Work request:
While reading through the material below, copy each line that holds the word "suffix".

Task data:

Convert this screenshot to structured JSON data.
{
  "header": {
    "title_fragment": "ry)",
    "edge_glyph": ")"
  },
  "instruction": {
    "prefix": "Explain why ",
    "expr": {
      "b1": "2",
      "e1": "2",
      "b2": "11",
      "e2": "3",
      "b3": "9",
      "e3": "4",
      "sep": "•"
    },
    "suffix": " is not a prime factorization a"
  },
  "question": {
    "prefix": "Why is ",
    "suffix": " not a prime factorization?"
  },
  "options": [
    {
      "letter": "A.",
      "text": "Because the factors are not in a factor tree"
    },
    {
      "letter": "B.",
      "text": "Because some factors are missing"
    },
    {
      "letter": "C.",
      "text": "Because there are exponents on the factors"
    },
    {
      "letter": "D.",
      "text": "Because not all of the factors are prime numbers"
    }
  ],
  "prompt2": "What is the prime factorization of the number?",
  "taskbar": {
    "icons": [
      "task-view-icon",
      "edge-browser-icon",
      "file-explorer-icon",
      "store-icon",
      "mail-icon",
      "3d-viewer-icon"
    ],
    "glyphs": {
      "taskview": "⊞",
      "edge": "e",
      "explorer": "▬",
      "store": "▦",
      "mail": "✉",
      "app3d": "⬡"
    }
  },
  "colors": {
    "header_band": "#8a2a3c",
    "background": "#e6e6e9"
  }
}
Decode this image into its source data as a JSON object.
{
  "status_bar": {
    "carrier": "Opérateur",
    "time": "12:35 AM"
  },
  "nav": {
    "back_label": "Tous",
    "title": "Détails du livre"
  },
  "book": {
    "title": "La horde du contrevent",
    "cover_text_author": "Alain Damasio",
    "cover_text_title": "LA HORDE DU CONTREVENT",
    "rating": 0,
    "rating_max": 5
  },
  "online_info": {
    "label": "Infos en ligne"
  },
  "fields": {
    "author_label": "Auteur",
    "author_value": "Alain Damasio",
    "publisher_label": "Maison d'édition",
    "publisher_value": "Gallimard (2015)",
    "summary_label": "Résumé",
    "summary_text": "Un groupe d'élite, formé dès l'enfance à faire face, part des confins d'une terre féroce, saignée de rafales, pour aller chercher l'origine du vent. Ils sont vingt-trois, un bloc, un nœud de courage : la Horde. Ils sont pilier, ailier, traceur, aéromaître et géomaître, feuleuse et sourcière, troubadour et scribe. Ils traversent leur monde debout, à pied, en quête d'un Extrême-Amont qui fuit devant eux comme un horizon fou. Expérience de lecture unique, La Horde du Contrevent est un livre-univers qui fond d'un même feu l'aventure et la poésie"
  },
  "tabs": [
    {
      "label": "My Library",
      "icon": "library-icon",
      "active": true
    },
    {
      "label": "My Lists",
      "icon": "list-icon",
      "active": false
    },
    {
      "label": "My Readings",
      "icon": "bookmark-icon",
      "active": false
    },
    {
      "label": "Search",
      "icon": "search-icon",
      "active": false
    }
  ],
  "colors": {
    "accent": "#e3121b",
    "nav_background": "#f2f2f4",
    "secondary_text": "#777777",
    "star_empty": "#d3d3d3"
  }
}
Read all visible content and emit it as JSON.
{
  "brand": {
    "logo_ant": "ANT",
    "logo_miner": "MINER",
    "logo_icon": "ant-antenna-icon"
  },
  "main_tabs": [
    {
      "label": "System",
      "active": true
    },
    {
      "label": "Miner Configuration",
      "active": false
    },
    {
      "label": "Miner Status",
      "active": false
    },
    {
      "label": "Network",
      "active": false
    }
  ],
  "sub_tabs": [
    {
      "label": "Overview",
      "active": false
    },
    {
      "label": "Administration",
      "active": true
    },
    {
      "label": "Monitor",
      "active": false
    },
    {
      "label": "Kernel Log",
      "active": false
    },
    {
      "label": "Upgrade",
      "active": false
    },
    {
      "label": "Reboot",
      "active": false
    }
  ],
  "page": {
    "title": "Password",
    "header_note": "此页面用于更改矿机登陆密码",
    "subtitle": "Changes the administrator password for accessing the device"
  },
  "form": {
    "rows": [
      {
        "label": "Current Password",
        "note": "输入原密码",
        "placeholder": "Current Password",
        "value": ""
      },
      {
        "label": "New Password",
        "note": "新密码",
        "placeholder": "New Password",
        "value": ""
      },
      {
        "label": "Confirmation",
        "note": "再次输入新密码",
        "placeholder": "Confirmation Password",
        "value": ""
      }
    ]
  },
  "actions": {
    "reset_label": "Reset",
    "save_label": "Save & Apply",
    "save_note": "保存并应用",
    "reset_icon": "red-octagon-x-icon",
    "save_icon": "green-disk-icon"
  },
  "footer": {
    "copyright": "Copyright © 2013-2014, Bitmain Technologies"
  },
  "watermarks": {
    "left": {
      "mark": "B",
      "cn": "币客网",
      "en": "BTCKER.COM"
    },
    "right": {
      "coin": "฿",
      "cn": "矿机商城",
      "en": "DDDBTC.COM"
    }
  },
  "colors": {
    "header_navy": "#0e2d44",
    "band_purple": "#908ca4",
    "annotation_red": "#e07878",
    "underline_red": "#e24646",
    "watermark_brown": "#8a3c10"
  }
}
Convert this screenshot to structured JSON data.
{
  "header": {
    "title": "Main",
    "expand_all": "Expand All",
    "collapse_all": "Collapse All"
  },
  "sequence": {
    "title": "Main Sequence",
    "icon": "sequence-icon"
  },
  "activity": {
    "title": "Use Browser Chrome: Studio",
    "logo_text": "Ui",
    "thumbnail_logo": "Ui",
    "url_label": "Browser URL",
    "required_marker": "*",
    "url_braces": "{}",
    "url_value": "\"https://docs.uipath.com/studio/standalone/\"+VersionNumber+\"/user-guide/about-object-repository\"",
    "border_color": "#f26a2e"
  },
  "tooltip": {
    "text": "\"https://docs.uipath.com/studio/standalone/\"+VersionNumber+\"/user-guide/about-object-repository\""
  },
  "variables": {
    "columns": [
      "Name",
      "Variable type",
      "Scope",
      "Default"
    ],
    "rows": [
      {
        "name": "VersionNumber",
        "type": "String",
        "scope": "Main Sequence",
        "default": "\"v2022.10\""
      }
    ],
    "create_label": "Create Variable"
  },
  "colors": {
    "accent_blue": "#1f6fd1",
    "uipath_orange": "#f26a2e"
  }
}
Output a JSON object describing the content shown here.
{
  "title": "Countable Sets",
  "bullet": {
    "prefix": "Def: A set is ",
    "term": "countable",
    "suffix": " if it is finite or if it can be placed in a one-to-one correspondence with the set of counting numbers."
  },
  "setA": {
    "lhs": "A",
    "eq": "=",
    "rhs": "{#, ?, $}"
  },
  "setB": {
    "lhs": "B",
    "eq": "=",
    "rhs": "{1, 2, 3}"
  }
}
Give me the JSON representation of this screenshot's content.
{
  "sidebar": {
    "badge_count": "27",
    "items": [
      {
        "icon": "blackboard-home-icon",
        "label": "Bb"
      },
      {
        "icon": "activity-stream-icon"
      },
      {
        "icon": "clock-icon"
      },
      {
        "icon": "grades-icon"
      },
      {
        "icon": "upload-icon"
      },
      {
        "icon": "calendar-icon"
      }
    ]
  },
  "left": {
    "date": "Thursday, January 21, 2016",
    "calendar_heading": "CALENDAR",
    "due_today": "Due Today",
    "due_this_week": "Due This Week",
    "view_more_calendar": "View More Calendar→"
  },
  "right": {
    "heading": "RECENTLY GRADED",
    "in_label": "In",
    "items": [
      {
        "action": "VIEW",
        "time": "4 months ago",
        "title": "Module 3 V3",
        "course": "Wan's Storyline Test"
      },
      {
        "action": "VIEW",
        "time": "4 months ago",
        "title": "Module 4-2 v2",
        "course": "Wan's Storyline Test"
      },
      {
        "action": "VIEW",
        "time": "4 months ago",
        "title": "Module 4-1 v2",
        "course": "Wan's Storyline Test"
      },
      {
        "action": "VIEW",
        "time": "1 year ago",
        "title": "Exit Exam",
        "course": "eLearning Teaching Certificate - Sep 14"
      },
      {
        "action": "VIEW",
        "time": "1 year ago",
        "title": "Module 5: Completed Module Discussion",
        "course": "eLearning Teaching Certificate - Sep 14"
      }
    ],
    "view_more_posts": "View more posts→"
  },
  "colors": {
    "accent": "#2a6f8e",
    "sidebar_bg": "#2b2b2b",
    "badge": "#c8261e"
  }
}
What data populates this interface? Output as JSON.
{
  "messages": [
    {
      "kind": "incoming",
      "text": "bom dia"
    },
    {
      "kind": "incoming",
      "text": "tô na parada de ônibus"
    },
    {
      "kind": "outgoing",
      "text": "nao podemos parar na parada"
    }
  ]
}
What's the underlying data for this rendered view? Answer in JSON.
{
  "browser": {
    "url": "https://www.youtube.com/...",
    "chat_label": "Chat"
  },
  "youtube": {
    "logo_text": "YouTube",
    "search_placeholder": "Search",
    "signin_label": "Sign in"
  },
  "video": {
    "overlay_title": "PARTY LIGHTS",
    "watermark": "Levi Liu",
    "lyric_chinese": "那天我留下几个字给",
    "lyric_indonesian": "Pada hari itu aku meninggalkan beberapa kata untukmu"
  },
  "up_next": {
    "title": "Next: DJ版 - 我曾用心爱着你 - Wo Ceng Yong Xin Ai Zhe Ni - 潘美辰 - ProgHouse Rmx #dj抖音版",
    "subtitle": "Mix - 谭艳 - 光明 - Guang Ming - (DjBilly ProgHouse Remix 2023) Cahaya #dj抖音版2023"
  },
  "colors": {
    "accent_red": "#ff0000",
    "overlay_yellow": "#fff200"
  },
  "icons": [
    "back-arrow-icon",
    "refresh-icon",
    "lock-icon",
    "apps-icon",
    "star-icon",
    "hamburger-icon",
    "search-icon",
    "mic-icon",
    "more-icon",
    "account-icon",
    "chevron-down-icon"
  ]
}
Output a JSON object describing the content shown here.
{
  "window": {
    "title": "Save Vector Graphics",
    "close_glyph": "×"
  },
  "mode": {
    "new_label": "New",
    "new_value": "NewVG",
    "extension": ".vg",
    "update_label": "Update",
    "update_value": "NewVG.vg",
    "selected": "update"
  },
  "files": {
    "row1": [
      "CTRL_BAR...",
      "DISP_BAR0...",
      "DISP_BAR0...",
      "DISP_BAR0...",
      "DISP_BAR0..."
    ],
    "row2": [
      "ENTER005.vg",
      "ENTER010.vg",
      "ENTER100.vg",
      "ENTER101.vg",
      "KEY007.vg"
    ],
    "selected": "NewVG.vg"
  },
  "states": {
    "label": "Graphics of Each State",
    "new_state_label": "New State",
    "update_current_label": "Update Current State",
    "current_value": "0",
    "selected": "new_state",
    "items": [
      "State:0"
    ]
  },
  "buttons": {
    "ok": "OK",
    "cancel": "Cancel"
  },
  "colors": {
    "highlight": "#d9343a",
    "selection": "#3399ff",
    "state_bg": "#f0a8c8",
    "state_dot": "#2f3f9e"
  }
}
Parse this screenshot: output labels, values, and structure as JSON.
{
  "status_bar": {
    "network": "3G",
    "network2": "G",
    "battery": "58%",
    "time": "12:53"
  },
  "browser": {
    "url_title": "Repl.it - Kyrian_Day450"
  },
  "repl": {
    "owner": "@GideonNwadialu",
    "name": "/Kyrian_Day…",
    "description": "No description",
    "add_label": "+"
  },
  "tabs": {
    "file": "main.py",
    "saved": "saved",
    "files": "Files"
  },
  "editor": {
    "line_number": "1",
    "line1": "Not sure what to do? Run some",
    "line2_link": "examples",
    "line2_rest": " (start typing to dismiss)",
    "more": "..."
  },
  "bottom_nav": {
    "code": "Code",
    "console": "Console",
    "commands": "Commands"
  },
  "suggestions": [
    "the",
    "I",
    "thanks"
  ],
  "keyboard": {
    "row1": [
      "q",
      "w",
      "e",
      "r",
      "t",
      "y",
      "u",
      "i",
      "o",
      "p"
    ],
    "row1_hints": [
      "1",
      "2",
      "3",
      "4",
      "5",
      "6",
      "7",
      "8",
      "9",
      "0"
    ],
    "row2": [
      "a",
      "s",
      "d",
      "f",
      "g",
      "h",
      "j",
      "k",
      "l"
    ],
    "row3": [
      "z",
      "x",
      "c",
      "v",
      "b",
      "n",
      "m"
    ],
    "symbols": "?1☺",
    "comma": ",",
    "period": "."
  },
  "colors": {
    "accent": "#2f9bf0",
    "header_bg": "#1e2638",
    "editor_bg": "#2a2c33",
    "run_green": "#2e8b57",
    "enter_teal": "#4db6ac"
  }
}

Completed task:
    "suffix": " is not a prime factorization a"
    "suffix": " not a prime factorization?"
    "suffix": " if it is finite or if it can be placed in a one-to-one correspondence with the set of counting numbers."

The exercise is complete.